Once pistons are damaged, they may not seal as well depending on where the damage has occurred.
3) Piston Rings Damaged
Each piston is surrounded by several piston rings. There are several types of rings on a piston: the compression ring, the wiper ring (also called the second compression ring), and the oil ring. The compression ring is primarily responsible for sealing the combustion chamber, the oil ring wipes excess oil from the cylinder walls, and the wiper ring performs both of these functions simultaneously.
Piston rings can become damaged in the same situations that harm the pistons themselves. Insufficient oil can quickly cause piston ring damage and score the cylinder walls, leaving you with an imperfect seal.
Piston rings are gapped to allow for expansion as they heat up. If the rings are not gapped properly (or excessive heat exceeds the allotted piston gap), the ends of the ring can press together and eventually break, causing additional damage to the piston, cylinder walls, and other components of the engine internals.
When piston rings are damaged, the cylinder will not be able to maintain the same level of compression.
4) Valves Not Fully Seated
All the cylinders in an engine have intake and exhaust valves. The intake valve is where fuel and air flow into before they enter the cylinders. After they’re mixed together, the combustion process takes place and causes exhaust fumes to come out of it.
If a valve is unable to seat properly, the compression stroke will not be adequately sealed off, allowing some of the air-fuel mixture to escape the combustion chamber. This may happen for a variety of reasons, including carbon buildup around the valve seats, a bent valve, worn valve guide seals, or other damage to the valve itself.
5) Bad Head Gasket
The head gasket exists on the cylinder head area. This is another component which helps keep carbon gases trapped in the cylinder.
If the head gasket fails, combustion gases may have an additional place they could leak out of the combustion chamber.
Will an Engine Run With Low Compression?
Many engines will run with low compression, but they often won’t run very well. They certainly won’t make the level of power they were designed to, as not all of the air-fuel mixture is burning like it’s supposed to.
If you have low compression, you may have trouble starting your vehicle. Some engines are even harder to start once they’ve reached operating temperature, such as low compression rotary engines.
How To Check Engine Compression
If you suspect that you have low engine compression, you will need to use a compression gauge to verify this. These gauges can be picked up relatively inexpensively, and you can perform this test yourself in about an hour if you wish.
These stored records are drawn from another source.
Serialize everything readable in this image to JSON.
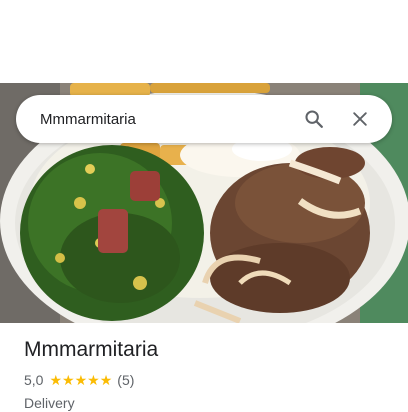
{
  "search": {
    "query": "Mmmarmitaria"
  },
  "place": {
    "name": "Mmmarmitaria",
    "rating": "5,0",
    "star_count": 5,
    "reviews": "(5)",
    "category": "Delivery"
  },
  "icons": {
    "search": "search-icon",
    "close": "close-icon",
    "star": "star-icon"
  },
  "colors": {
    "star": "#fbbc04",
    "text_primary": "#202124",
    "text_secondary": "#5f6368"
  }
}
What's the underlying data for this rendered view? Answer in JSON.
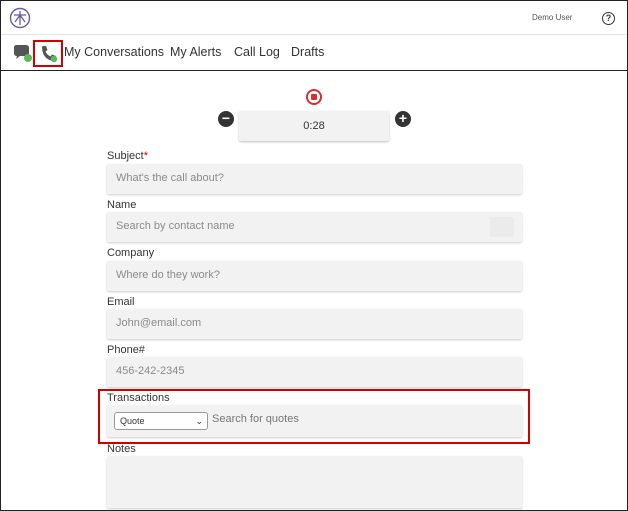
{
  "header": {
    "logo_icon": "logo-icon",
    "user_name": "Demo User",
    "help_icon": "help-icon",
    "help_glyph": "?"
  },
  "nav": {
    "chat_icon": "chat-bubbles-icon",
    "phone_icon": "phone-icon",
    "links": [
      "My Conversations",
      "My Alerts",
      "Call Log",
      "Drafts"
    ]
  },
  "timer": {
    "value": "0:28",
    "minus_glyph": "−",
    "plus_glyph": "+"
  },
  "form": {
    "subject": {
      "label": "Subject",
      "required_mark": "*",
      "placeholder": "What's the call about?"
    },
    "name": {
      "label": "Name",
      "placeholder": "Search by contact name"
    },
    "company": {
      "label": "Company",
      "placeholder": "Where do they work?"
    },
    "email": {
      "label": "Email",
      "placeholder": "John@email.com"
    },
    "phone": {
      "label": "Phone#",
      "placeholder": "456-242-2345"
    },
    "transactions": {
      "label": "Transactions",
      "type_selected": "Quote",
      "search_placeholder": "Search for quotes"
    },
    "notes": {
      "label": "Notes"
    }
  },
  "colors": {
    "highlight": "#d40000",
    "accent_green": "#5cb85c",
    "record": "#d43030",
    "logo": "#6b5ba3"
  }
}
Having a shop perform a compression test for you will cost between $150 and $250.
Performing a compression test is fairly straightforward, but the process differs slightly for each vehicle. For each cylinder, pull one spark plug and screw the compression gauge into the spark plug hole. Next, disable the fuel and ignition systems, then crank the engine for several seconds. Immediately check the compression gauge after you finish cranking.
Each vehicle will have slightly different ideal compression numbers (noted in the factory service manual) but as a rule of thumb, all cylinder pressures should be within about 10% of each other.
If one cylinder is much lower than the others, this may indicate a compression issue on that cylinder. More troubleshooting is needed to determine the exact cause of the problem. A good next step would be a leak down test so you can determine exactly where the gases are escaping.
Some vehicles allow you to disable the fuel system by holding the gas pedal all the way down while you crank the engine. You’ll want to make sure you don’t forget this step so you don’t accidentally flood your engine. To learn this and other specific steps to take for your vehicle, it’s best to reference the factory service manual. Online forums for your make and model may be of some help as well.